The Contra Costa County Fire Protection District has had to close four of its 28 fire stations, lacks funds for basic capital needs and has launched a study to determine how it can restructure to save money.
Yet its leaders, the Contra Costa Board of Supervisors, voted Tuesday to proceed with talks to jointly build and operate a new fire station with the neighboring Moraga Orinda Fire District.
If those two messages seem inconsistent, that's because they are. This is sheer folly.
Supervisor Karen Mitchoff of Pleasant Hill was the lone voice of sanity. No matter how good the deal for a new fire station might be, she noted, the district can't afford it. "I think the rest of the community will be jeopardized if we move forward with this plan," she said.
She's right: Continuing with this charade falsely raises expectations.
Chief Daryl Louder insists the district -- serving much of Central County as well as Antioch, Pittsburg and San Pablo -- will save money.

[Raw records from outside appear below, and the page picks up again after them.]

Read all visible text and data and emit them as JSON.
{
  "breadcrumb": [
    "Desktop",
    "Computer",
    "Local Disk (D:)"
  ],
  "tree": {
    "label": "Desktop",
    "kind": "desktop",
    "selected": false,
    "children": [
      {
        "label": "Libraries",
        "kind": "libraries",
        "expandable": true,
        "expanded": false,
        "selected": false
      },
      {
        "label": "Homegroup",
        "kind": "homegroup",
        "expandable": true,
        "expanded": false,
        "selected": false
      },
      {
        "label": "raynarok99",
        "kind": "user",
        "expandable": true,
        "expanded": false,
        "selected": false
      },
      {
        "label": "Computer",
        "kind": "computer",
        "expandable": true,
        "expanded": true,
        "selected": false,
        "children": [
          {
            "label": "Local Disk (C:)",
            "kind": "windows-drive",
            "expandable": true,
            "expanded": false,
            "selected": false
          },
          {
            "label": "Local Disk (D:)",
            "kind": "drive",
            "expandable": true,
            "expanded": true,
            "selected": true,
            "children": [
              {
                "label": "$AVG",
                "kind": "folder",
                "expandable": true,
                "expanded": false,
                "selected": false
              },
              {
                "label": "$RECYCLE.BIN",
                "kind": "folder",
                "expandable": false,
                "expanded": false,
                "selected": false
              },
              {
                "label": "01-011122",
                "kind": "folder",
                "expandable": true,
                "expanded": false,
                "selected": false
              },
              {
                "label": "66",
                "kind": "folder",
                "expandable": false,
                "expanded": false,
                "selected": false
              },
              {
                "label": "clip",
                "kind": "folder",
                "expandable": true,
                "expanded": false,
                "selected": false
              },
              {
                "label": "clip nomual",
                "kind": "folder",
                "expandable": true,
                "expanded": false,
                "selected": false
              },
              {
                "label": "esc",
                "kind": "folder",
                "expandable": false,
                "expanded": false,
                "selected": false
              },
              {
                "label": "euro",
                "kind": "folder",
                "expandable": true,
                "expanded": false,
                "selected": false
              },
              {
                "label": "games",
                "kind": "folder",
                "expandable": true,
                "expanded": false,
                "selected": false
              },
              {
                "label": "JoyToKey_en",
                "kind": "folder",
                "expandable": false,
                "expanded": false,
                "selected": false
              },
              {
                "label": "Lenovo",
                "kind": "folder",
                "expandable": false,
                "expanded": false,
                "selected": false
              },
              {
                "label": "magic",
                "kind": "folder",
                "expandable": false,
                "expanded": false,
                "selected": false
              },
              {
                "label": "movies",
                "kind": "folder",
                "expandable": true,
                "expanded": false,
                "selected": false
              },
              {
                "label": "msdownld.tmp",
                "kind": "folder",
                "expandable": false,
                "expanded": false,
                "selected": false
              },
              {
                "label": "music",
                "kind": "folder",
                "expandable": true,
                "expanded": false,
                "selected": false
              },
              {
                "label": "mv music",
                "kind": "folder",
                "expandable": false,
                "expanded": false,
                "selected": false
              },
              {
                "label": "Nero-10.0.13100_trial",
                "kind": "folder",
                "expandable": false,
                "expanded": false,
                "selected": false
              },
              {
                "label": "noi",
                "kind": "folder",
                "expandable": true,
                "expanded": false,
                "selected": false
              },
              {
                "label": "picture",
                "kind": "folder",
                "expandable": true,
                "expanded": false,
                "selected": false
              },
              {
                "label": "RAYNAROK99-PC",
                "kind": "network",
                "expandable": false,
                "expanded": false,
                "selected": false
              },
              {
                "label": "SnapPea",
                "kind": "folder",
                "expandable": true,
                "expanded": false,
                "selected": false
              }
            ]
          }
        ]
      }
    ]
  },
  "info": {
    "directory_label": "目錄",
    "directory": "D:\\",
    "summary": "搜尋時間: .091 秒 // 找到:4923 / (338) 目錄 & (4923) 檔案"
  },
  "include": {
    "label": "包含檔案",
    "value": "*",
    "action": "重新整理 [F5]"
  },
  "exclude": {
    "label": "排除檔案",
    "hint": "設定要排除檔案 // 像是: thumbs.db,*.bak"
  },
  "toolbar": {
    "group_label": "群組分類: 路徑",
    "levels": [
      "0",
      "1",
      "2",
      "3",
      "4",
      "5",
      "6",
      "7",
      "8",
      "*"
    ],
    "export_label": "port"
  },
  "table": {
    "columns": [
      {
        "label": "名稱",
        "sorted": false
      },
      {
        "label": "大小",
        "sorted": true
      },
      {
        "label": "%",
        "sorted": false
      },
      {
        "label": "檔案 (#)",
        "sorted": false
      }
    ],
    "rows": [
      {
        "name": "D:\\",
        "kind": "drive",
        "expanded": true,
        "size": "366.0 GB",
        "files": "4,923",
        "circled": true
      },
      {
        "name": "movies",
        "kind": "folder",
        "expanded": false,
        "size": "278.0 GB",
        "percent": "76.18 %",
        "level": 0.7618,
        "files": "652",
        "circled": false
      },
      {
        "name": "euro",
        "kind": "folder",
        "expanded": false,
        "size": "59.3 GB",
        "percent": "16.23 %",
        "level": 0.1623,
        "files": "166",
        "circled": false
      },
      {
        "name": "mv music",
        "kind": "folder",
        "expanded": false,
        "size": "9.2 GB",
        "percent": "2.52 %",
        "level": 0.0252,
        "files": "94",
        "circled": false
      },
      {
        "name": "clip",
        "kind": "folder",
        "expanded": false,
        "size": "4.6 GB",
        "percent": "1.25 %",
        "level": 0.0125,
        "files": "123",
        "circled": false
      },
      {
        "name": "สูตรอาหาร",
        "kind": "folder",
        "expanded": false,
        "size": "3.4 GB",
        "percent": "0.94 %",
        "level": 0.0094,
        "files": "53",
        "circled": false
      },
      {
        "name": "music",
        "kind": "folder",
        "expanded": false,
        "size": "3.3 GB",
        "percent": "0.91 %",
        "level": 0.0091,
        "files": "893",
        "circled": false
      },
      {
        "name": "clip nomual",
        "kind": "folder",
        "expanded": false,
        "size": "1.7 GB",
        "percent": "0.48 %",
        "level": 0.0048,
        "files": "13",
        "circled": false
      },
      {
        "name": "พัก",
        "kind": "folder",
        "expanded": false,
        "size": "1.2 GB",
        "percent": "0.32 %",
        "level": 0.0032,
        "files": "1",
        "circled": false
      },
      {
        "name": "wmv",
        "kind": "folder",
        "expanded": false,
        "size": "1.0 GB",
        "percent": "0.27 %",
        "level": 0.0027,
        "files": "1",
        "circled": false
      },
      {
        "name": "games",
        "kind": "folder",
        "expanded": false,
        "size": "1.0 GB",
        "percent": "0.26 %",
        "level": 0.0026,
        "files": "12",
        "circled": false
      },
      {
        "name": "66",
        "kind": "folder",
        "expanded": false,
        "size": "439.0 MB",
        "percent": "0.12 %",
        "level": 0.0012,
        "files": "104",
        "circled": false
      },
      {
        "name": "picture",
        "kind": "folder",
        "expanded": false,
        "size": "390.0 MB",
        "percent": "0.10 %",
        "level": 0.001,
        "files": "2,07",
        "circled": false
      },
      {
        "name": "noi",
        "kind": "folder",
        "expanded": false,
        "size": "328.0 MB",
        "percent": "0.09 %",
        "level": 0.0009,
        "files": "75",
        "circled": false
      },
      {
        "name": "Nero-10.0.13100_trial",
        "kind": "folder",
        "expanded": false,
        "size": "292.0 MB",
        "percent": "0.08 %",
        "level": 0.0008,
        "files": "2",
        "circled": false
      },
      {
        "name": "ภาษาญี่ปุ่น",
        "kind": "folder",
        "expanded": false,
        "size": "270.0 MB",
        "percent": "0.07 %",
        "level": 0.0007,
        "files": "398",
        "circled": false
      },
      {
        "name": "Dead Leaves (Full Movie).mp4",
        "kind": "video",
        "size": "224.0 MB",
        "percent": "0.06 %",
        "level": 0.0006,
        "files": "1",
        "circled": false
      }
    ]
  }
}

But that calculation assumes that the district first reopens its closed station in Lafayette. It's not clear that will ever happen. So, actually, the new station would require the district to spend more, not less, money.
Supervisors must get a grip. They need to first figure out how they are going to provide and pay for existing services. Increasing the burden is irresponsible.